* **Required action**
This task calls for copying every line of the records that includes the word "view".

(Component data from apps and pages)
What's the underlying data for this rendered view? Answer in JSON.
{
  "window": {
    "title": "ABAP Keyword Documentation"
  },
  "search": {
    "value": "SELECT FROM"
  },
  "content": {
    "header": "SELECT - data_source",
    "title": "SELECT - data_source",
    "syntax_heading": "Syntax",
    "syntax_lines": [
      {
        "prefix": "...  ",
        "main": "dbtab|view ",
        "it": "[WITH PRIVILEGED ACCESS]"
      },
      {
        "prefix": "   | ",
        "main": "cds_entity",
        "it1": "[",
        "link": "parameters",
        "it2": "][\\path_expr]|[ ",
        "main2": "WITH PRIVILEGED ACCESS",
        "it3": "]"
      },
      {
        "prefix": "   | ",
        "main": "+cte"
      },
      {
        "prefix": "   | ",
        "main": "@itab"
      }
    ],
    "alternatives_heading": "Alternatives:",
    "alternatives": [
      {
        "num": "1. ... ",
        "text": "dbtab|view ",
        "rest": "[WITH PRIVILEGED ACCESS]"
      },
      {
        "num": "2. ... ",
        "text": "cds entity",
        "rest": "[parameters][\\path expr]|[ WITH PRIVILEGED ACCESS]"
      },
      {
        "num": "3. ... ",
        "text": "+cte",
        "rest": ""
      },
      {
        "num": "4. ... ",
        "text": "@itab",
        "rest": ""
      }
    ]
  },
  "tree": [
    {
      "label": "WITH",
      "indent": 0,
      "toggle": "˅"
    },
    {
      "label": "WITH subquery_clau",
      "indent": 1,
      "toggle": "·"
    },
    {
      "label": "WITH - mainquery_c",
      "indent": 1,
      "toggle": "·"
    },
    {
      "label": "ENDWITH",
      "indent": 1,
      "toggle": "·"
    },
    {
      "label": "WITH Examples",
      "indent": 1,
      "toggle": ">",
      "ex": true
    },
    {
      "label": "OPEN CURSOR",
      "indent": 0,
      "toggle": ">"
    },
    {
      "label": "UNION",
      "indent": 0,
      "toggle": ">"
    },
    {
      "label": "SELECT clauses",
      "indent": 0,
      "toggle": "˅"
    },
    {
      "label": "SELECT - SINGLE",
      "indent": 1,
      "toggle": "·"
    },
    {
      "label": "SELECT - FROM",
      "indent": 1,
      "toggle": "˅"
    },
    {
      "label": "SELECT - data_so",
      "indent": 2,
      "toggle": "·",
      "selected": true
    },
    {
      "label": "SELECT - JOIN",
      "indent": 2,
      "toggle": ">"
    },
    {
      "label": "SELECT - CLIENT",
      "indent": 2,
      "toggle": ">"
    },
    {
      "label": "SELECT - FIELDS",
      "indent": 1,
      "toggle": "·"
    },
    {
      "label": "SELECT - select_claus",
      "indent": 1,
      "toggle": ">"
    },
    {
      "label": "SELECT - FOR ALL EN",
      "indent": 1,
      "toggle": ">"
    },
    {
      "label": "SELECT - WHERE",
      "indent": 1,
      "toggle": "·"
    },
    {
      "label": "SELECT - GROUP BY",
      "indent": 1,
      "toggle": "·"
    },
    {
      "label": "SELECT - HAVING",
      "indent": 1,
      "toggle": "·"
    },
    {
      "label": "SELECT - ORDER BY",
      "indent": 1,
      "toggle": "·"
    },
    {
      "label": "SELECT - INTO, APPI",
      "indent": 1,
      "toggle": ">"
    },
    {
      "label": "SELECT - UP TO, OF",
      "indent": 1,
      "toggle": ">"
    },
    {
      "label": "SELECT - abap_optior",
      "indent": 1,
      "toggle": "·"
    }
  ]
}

* **Answer box**
What's the underlying data for this rendered view? Answer in JSON.
        "main": "dbtab|view ",
        "text": "dbtab|view ",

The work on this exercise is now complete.